• Task to carry out
The answer must be every line from the listing that holds the string "placeholder".

• Records to use
□ □ □ □

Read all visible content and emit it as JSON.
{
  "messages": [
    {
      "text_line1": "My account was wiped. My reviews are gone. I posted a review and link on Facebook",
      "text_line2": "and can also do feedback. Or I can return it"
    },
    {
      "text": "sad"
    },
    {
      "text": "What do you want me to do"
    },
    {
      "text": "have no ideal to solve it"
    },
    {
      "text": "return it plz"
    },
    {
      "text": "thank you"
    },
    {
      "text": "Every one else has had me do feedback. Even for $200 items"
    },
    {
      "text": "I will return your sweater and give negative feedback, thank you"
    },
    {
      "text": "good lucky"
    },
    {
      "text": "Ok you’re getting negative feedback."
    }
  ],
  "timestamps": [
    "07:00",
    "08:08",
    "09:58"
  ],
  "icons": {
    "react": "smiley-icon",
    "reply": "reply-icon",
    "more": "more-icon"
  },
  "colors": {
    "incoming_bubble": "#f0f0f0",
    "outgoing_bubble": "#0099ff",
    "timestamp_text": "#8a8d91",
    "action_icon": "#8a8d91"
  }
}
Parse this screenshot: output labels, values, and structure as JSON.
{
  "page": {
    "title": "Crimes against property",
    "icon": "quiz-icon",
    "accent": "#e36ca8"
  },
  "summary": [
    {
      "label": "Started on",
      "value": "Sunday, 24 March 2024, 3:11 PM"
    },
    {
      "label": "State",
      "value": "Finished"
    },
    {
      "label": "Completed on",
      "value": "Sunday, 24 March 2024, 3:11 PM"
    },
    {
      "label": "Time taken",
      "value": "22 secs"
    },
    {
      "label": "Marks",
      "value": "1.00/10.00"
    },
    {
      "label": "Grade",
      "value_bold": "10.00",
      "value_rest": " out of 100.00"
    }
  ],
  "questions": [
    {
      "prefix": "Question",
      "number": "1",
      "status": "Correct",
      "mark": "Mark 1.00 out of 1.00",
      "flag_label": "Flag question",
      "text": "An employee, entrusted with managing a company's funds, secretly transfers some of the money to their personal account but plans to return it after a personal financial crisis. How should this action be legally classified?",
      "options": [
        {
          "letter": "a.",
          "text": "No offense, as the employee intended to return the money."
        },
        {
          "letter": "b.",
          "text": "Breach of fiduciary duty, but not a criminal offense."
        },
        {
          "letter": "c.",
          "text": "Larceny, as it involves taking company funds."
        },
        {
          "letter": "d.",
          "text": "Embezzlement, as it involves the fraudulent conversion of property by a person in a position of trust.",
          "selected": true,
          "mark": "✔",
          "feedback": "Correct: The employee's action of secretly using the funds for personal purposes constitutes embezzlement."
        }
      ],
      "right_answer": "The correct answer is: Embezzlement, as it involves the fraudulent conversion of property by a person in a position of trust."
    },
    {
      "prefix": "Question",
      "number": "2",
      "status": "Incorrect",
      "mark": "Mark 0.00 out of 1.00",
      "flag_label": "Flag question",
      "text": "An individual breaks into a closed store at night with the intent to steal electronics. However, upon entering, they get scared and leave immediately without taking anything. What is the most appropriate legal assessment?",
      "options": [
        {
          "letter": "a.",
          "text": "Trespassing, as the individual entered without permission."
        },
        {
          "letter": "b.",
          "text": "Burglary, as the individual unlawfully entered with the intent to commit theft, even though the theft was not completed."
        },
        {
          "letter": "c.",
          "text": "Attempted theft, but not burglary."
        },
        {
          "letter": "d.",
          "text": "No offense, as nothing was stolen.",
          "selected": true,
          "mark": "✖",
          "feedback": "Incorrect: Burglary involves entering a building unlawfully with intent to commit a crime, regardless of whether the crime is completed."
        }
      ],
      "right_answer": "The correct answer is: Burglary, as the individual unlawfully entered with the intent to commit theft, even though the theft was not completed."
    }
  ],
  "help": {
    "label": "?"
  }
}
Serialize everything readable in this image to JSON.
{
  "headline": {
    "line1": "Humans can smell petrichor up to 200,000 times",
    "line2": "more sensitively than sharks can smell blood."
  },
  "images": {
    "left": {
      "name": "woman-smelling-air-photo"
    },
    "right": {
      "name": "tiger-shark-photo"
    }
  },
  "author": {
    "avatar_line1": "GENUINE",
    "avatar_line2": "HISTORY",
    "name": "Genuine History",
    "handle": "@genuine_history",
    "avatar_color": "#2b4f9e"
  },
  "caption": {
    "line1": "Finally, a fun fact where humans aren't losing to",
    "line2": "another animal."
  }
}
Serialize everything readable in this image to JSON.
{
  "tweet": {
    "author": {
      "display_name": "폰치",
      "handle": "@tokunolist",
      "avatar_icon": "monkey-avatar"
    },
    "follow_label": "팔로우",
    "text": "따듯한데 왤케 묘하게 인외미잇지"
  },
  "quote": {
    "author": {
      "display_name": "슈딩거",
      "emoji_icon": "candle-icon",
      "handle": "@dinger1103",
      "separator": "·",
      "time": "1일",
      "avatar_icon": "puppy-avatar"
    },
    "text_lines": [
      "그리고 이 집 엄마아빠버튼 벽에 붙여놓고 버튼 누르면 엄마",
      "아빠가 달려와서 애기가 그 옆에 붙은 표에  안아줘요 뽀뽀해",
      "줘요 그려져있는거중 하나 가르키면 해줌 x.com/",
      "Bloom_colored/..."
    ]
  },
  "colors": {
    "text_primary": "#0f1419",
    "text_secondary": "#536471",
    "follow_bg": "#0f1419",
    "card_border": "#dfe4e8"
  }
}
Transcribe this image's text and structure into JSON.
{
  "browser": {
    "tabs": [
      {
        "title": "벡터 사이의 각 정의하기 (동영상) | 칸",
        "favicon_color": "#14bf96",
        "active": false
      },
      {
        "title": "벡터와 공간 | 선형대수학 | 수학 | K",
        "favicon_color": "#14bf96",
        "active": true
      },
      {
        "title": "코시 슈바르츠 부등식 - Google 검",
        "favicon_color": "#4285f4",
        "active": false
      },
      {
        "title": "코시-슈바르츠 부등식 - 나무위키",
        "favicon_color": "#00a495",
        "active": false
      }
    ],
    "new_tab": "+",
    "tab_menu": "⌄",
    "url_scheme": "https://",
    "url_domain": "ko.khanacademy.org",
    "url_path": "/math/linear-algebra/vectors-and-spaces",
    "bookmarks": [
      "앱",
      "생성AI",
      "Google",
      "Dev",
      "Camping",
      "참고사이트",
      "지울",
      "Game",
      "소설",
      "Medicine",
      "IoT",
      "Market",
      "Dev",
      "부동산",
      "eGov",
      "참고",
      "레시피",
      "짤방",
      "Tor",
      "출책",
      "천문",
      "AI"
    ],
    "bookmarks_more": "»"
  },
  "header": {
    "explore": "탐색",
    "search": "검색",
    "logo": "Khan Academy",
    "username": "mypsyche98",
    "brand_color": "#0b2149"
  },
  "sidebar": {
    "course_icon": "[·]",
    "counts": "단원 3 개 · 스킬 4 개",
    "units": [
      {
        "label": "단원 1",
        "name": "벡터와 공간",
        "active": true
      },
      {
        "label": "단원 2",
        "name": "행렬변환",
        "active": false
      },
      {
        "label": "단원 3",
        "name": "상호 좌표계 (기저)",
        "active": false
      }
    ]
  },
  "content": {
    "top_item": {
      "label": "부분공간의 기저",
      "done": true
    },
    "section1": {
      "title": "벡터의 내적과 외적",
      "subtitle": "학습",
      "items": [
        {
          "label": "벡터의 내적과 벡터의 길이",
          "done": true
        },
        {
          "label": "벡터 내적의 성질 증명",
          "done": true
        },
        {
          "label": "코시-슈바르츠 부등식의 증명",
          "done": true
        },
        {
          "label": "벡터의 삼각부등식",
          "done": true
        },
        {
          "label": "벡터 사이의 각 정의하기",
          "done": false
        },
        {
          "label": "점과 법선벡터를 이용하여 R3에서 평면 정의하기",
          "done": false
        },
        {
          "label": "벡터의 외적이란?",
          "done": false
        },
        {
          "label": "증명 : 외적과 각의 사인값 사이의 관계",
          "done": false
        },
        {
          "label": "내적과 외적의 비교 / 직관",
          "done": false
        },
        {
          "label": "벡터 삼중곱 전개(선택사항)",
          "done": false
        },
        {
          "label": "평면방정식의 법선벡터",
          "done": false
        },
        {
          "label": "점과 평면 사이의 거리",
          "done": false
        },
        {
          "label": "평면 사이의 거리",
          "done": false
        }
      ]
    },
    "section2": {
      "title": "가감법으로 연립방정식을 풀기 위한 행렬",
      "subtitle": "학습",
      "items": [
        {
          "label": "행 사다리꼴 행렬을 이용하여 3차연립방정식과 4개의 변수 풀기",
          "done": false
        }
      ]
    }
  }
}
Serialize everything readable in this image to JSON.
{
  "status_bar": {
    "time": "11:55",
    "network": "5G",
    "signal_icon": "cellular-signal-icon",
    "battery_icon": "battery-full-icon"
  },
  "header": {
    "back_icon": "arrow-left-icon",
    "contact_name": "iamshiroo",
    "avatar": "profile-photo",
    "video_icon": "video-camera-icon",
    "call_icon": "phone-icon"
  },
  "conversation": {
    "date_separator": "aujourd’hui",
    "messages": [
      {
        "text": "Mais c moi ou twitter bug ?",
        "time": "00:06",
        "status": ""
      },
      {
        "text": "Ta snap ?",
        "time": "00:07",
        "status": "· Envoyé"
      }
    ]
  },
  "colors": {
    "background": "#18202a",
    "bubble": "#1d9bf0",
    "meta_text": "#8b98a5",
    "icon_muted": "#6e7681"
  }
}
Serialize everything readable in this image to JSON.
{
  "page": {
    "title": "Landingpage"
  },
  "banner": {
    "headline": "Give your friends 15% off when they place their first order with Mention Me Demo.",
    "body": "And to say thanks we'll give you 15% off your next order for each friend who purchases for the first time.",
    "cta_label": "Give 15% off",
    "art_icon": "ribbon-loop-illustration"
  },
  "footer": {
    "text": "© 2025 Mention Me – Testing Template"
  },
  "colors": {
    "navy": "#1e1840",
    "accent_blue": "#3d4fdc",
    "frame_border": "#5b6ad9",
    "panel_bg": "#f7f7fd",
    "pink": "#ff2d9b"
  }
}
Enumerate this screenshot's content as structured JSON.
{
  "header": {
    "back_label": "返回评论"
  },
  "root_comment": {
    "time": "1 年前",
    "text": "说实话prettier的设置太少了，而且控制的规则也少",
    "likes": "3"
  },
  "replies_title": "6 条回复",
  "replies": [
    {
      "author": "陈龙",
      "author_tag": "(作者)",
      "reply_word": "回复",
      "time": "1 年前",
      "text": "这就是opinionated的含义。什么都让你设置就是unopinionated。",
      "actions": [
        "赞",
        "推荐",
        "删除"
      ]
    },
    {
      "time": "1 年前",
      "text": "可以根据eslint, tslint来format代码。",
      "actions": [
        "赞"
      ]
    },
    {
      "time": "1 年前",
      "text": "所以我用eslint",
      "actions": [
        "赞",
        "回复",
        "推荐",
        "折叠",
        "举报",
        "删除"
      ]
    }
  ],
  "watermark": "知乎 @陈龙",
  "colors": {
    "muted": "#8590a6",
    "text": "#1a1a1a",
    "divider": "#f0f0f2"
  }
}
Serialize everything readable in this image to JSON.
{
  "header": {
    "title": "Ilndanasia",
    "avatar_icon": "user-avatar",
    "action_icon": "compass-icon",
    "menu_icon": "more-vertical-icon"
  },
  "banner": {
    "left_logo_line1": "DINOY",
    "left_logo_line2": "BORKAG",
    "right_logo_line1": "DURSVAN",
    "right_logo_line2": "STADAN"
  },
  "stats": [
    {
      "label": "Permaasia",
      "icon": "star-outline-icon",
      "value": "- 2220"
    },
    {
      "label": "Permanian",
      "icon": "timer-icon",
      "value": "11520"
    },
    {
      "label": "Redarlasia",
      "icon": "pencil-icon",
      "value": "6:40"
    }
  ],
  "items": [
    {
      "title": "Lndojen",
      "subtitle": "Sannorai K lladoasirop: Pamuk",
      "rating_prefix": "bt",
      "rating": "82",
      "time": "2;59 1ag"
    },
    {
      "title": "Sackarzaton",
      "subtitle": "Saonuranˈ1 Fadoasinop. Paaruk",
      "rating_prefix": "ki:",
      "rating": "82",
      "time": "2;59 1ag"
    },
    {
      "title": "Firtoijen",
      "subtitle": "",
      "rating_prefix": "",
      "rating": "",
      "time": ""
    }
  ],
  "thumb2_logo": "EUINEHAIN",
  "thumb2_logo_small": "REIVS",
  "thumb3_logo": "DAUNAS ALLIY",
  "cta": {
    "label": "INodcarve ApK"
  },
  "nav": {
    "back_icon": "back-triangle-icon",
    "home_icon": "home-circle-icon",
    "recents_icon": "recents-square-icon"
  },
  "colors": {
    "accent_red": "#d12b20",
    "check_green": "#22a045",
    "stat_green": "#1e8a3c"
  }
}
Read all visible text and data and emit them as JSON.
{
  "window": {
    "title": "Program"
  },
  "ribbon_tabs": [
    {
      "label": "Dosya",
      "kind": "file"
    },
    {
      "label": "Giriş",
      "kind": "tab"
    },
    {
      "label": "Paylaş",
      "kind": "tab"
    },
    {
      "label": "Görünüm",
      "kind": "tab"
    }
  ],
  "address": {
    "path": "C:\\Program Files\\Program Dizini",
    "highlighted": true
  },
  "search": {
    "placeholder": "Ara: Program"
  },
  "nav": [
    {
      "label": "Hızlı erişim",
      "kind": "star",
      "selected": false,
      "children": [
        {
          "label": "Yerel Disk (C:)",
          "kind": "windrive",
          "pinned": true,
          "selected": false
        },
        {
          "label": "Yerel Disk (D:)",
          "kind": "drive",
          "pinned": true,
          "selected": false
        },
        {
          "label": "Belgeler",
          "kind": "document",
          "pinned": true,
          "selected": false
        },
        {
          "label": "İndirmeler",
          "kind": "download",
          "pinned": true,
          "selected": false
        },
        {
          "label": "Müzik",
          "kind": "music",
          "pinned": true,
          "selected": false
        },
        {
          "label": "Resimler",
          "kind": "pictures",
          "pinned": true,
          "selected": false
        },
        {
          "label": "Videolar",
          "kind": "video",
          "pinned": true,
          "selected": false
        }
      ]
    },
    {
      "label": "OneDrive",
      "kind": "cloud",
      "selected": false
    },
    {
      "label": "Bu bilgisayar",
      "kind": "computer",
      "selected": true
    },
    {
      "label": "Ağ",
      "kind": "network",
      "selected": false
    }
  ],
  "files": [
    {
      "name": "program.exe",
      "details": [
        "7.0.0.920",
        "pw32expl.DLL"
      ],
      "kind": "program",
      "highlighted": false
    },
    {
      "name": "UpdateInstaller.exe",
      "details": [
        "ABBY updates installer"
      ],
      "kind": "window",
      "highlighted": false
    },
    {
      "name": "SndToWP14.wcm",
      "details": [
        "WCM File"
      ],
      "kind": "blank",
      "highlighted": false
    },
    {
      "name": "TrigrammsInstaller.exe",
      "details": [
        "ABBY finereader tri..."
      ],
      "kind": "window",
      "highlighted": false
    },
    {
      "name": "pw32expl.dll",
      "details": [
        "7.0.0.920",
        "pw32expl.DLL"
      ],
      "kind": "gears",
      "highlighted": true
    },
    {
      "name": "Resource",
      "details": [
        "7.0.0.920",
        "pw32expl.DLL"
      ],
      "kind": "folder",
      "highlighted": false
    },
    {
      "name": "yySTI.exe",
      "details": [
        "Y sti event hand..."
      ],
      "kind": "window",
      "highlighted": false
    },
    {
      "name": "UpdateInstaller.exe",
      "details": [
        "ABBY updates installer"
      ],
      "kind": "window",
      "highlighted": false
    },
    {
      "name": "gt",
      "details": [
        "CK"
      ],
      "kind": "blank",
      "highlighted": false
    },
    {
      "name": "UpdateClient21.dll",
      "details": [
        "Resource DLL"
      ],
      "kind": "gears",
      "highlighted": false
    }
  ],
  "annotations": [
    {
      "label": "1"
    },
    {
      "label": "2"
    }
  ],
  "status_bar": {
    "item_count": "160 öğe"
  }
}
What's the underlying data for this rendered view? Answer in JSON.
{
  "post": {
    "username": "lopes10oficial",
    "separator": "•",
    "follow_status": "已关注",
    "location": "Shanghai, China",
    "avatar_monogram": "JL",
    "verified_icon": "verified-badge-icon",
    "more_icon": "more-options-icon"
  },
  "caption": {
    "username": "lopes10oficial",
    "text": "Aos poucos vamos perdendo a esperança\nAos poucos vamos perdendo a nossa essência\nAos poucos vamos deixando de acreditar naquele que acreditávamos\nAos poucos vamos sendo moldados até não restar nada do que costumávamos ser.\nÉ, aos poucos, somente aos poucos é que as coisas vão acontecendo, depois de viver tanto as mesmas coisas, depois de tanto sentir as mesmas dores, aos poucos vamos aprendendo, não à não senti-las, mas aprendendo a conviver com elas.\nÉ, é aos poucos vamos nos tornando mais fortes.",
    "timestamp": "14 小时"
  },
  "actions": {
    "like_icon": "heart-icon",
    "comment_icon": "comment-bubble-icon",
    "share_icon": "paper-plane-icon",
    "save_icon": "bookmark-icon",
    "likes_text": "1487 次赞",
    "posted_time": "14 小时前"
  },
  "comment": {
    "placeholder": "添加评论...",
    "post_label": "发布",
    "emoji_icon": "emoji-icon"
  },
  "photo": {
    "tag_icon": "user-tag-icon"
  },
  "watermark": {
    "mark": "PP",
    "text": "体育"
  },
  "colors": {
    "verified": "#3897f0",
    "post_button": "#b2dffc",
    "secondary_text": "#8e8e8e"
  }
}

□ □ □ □

• Exercise output
    "placeholder": "Ara: Program"
    "placeholder": "添加评论...",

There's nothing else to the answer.